- **GIVEN DATA**

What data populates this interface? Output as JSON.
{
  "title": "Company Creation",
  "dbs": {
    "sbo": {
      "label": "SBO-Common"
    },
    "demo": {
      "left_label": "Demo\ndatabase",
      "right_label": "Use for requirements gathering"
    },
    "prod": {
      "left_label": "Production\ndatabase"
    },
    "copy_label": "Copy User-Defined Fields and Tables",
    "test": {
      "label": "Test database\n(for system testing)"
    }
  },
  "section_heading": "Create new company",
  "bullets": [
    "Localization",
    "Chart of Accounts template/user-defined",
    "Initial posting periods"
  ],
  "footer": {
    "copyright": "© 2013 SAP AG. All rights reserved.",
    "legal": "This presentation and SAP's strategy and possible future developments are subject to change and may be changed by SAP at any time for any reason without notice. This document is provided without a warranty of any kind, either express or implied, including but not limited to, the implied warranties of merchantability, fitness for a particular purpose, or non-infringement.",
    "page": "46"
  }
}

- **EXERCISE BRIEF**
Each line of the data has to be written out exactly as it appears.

- **ANSWER TO THIS PROBLEM**
What data populates this interface? Output as JSON.
{
  "title": "Company Creation",
  "dbs": {
    "sbo": {
      "label": "SBO-Common"
    },
    "demo": {
      "left_label": "Demo\ndatabase",
      "right_label": "Use for requirements gathering"
    },
    "prod": {
      "left_label": "Production\ndatabase"
    },
    "copy_label": "Copy User-Defined Fields and Tables",
    "test": {
      "label": "Test database\n(for system testing)"
    }
  },
  "section_heading": "Create new company",
  "bullets": [
    "Localization",
    "Chart of Accounts template/user-defined",
    "Initial posting periods"
  ],
  "footer": {
    "copyright": "© 2013 SAP AG. All rights reserved.",
    "legal": "This presentation and SAP's strategy and possible future developments are subject to change and may be changed by SAP at any time for any reason without notice. This document is provided without a warranty of any kind, either express or implied, including but not limited to, the implied warranties of merchantability, fitness for a particular purpose, or non-infringement.",
    "page": "46"
  }
}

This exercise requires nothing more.